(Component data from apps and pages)
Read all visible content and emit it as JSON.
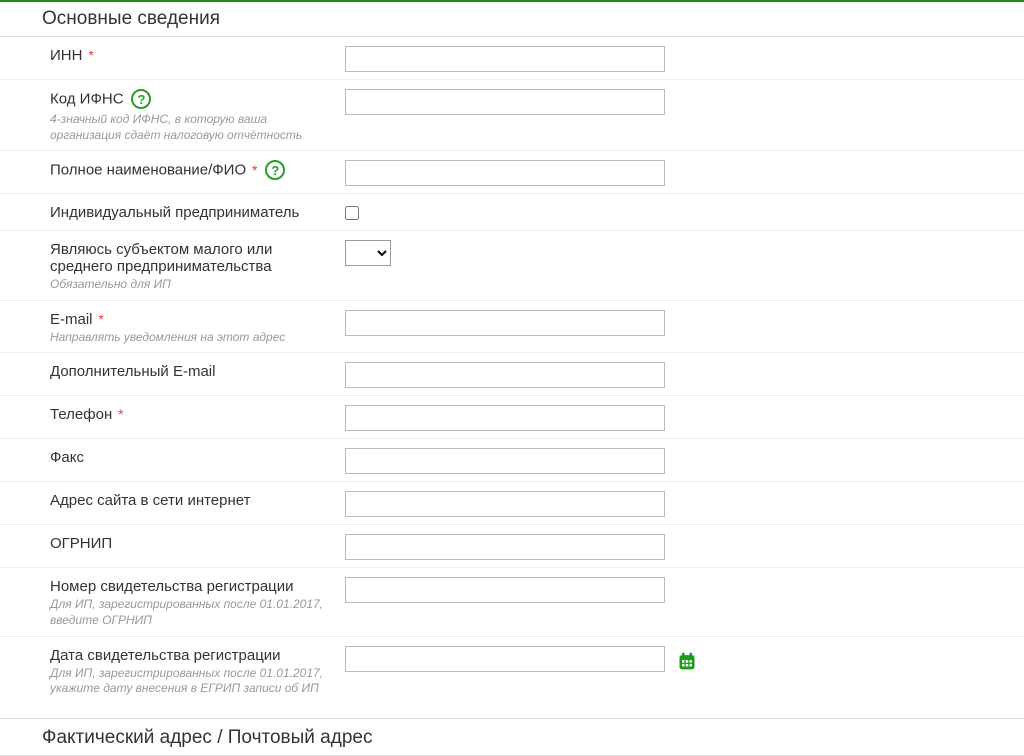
{
  "section1": {
    "title": "Основные сведения"
  },
  "section2": {
    "title": "Фактический адрес / Почтовый адрес"
  },
  "fields": {
    "inn": {
      "label": "ИНН",
      "required": "*"
    },
    "ifns": {
      "label": "Код ИФНС",
      "hint": "4-значный код ИФНС, в которую ваша организация сдаёт налоговую отчётность"
    },
    "fullname": {
      "label": "Полное наименование/ФИО",
      "required": "*"
    },
    "ip": {
      "label": "Индивидуальный предприниматель"
    },
    "sme": {
      "label": "Являюсь субъектом малого или среднего предпринимательства",
      "hint": "Обязательно для ИП"
    },
    "email": {
      "label": "E-mail",
      "required": "*",
      "hint": "Направлять уведомления на этот адрес"
    },
    "email2": {
      "label": "Дополнительный E-mail"
    },
    "phone": {
      "label": "Телефон",
      "required": "*"
    },
    "fax": {
      "label": "Факс"
    },
    "website": {
      "label": "Адрес сайта в сети интернет"
    },
    "ogrnip": {
      "label": "ОГРНИП"
    },
    "certnum": {
      "label": "Номер свидетельства регистрации",
      "hint": "Для ИП, зарегистрированных после 01.01.2017, введите ОГРНИП"
    },
    "certdate": {
      "label": "Дата свидетельства регистрации",
      "hint": "Для ИП, зарегистрированных после 01.01.2017, укажите дату внесения в ЕГРИП записи об ИП"
    }
  },
  "helpSymbol": "?"
}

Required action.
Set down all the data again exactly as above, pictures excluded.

Response below.
Read all visible content and emit it as JSON.
{
  "section1": {
    "title": "Основные сведения"
  },
  "section2": {
    "title": "Фактический адрес / Почтовый адрес"
  },
  "fields": {
    "inn": {
      "label": "ИНН",
      "required": "*"
    },
    "ifns": {
      "label": "Код ИФНС",
      "hint": "4-значный код ИФНС, в которую ваша организация сдаёт налоговую отчётность"
    },
    "fullname": {
      "label": "Полное наименование/ФИО",
      "required": "*"
    },
    "ip": {
      "label": "Индивидуальный предприниматель"
    },
    "sme": {
      "label": "Являюсь субъектом малого или среднего предпринимательства",
      "hint": "Обязательно для ИП"
    },
    "email": {
      "label": "E-mail",
      "required": "*",
      "hint": "Направлять уведомления на этот адрес"
    },
    "email2": {
      "label": "Дополнительный E-mail"
    },
    "phone": {
      "label": "Телефон",
      "required": "*"
    },
    "fax": {
      "label": "Факс"
    },
    "website": {
      "label": "Адрес сайта в сети интернет"
    },
    "ogrnip": {
      "label": "ОГРНИП"
    },
    "certnum": {
      "label": "Номер свидетельства регистрации",
      "hint": "Для ИП, зарегистрированных после 01.01.2017, введите ОГРНИП"
    },
    "certdate": {
      "label": "Дата свидетельства регистрации",
      "hint": "Для ИП, зарегистрированных после 01.01.2017, укажите дату внесения в ЕГРИП записи об ИП"
    }
  },
  "helpSymbol": "?"
}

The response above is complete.